The double cradle tubular steel frame was also similar to another Ducati bike, the 125 Bronco. Finally, the 125 Cadet/4’s 121 cc single-cylinder OHV four-stroke engine was mated to a four-speed transmission. It didn’t have the kind of power that would win races, but it sure did carry enough for a bike made by Ducati.
There aren’t a lot of 125 Cadet/4 bikes on the market today and the bike offered at the 2012 RM Auctions in Monaco was in unrestored condition. The expected bidding price was €2,000 - €3,000, which is around $2,500 - $3,800 based on current exchange rates. Actual selling price was $758. Ouch!
The Ducati 350 GTL first broke into the scene in 1975 when designer Tumidei decided that an update of his 1965 design was in order. But at that time, Ducati’s line-up of bikes only concentrated on small singles and those big, bad, and powerful V-Twins.
Undaunted, the Italian bike maker pushed forward with the release of the 350 GTL in ’75. The surprising success of the bike pushed Ducati to introduce the 500 Sport Desmo two years later in 1977, followed by the 500 Super Sport, and finally, the GTV model in 1978.
As far as the bike that was being offered at the 2012 RM Auctions in Monaco, the 350 GTL - CN: DM350B/035718 - it came in original condition, complete with a two-tone red and black paint finish, alloy rims, and a 350 cc SOHC parallel-twin engine mated to a five-speed transmission.

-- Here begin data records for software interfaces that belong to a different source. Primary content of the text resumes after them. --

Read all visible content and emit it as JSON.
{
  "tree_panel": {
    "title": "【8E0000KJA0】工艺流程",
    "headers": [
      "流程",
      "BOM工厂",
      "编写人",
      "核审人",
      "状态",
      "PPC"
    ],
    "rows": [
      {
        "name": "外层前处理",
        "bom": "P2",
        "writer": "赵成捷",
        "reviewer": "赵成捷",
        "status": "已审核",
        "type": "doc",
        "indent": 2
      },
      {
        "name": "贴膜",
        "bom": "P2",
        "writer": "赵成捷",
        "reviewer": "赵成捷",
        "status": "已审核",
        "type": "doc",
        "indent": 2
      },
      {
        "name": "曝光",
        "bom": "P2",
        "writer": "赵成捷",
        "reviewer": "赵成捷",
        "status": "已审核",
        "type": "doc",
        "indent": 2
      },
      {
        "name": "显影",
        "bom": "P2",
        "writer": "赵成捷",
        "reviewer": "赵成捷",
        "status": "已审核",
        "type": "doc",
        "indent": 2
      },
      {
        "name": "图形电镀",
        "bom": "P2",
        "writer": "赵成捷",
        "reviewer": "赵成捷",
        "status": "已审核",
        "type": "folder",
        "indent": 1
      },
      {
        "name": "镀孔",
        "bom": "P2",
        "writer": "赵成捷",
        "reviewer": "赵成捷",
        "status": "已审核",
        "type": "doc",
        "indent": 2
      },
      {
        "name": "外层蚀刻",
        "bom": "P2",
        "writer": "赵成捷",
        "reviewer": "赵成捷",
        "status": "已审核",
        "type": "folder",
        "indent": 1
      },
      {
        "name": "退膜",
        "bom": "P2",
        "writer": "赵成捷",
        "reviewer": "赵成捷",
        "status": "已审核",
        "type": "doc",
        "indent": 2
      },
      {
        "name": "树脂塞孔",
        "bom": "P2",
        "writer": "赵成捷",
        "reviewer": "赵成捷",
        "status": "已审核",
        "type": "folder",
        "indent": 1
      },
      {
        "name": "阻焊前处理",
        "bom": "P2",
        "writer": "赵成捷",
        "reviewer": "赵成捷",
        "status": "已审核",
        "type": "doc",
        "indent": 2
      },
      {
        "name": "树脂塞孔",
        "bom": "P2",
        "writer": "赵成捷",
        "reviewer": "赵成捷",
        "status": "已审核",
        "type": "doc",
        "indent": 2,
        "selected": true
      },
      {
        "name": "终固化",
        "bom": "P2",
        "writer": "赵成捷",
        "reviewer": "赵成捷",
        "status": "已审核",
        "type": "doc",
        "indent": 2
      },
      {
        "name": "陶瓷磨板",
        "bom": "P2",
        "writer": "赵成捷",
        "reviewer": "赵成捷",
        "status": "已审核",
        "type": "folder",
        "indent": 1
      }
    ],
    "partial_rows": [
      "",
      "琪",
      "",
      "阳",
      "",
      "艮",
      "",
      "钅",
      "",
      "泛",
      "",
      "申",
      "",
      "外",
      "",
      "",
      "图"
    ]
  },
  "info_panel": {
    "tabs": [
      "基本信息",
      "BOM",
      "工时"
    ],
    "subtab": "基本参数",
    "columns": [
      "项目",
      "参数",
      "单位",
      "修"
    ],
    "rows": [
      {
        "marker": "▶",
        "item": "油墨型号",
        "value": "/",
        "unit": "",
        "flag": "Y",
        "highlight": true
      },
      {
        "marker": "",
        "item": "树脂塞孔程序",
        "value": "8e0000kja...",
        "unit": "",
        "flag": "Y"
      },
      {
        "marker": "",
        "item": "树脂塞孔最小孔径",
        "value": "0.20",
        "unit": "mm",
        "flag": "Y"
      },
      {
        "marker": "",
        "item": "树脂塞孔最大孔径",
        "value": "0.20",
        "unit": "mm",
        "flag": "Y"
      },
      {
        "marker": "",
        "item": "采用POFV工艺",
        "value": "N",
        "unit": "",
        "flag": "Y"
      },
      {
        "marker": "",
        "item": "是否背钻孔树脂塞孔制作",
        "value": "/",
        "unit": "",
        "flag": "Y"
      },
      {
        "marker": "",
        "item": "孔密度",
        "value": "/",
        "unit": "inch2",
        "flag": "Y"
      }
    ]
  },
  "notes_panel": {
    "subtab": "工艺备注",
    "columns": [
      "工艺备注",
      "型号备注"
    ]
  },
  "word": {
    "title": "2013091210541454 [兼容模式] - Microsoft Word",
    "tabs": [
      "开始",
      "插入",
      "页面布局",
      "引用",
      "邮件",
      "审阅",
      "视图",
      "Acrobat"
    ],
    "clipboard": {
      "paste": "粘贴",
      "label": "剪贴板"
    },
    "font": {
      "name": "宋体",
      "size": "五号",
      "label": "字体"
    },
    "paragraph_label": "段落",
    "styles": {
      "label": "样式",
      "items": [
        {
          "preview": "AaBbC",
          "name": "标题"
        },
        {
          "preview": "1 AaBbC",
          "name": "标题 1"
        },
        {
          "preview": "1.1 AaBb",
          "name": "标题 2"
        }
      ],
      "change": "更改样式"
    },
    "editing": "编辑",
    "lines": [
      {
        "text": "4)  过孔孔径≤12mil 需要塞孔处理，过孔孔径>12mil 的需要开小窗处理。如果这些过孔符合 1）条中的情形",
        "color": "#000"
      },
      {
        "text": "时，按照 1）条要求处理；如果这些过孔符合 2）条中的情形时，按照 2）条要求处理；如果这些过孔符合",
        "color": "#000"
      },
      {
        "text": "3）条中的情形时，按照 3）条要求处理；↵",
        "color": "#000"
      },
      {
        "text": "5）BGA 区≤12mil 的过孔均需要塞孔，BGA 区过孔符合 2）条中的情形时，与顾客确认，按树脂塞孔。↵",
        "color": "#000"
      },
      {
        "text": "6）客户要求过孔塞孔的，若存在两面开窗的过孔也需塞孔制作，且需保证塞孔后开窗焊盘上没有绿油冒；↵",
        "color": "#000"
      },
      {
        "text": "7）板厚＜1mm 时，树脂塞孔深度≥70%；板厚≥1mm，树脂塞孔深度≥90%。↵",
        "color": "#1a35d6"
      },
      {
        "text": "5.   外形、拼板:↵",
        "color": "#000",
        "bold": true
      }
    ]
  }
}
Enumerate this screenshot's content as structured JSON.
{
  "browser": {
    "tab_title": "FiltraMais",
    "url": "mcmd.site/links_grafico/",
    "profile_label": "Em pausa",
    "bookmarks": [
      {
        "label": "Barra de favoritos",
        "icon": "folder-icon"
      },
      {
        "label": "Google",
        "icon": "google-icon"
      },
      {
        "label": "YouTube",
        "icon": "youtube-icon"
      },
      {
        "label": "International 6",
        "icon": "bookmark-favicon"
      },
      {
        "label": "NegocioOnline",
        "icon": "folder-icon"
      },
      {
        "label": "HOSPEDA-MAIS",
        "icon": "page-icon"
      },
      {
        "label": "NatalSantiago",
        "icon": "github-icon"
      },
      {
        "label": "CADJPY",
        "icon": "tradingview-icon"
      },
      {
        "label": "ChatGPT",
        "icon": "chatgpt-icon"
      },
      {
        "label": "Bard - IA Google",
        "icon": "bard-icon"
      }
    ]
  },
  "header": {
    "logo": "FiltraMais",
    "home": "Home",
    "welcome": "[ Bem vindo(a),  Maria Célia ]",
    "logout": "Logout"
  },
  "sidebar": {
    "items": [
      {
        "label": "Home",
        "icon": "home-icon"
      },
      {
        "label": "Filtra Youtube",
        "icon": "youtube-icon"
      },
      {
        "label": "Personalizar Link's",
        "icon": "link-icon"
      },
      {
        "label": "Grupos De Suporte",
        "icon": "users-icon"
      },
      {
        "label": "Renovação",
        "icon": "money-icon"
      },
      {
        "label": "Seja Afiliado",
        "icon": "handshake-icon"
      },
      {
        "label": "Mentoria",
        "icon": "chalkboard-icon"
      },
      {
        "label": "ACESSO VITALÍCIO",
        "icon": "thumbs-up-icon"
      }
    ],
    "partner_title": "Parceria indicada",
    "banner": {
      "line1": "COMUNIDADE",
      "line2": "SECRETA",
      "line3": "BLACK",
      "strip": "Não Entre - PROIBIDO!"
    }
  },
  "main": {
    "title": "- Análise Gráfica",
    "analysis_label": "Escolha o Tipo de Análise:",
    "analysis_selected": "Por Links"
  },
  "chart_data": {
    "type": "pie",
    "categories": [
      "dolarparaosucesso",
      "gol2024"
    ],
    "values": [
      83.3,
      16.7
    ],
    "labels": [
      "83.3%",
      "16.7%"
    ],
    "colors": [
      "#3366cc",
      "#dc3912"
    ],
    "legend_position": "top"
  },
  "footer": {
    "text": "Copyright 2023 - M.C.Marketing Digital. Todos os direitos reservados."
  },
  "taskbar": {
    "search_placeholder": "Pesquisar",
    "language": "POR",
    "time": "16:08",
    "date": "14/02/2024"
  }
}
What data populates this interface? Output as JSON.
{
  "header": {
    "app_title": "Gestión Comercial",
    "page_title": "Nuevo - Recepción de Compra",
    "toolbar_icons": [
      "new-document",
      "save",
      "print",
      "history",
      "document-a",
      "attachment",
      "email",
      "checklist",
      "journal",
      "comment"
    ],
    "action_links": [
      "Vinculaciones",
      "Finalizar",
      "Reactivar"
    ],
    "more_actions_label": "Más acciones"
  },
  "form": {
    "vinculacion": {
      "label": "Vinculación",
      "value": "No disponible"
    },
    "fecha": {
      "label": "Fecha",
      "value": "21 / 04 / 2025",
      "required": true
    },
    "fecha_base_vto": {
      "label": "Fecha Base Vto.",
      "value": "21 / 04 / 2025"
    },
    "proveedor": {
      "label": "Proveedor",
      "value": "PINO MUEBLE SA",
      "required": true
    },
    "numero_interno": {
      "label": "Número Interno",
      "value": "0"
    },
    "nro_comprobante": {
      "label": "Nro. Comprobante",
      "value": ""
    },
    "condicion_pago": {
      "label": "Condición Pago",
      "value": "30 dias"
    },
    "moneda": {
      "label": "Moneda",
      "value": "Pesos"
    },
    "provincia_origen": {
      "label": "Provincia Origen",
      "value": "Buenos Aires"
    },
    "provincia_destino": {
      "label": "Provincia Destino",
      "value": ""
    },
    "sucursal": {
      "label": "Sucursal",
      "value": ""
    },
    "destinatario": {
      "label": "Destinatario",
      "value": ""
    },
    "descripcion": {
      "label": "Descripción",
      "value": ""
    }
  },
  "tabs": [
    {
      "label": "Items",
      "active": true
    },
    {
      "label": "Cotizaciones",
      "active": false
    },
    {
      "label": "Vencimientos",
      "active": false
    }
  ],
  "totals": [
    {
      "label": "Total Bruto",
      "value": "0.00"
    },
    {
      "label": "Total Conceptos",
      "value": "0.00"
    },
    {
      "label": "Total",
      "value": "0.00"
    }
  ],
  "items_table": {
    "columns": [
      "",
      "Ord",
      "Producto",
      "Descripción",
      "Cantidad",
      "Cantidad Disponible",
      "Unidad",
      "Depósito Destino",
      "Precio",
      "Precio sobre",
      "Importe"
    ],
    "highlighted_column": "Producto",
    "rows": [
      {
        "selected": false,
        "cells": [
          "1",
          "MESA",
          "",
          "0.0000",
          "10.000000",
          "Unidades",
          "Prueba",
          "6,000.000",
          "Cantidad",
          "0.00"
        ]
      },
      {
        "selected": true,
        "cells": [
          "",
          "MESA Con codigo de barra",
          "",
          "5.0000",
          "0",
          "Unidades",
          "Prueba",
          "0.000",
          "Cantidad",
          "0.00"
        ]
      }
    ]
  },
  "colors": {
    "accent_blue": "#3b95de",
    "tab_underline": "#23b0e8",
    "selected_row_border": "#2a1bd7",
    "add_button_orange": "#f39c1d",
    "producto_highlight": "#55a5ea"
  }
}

Expected bidding price for the Ducati 350 GTL was expected to hit anywhere from €3,000 - €4,000, which is about $3,800 - $5,200 based on current exchange rates. Actual selling price was $2,273.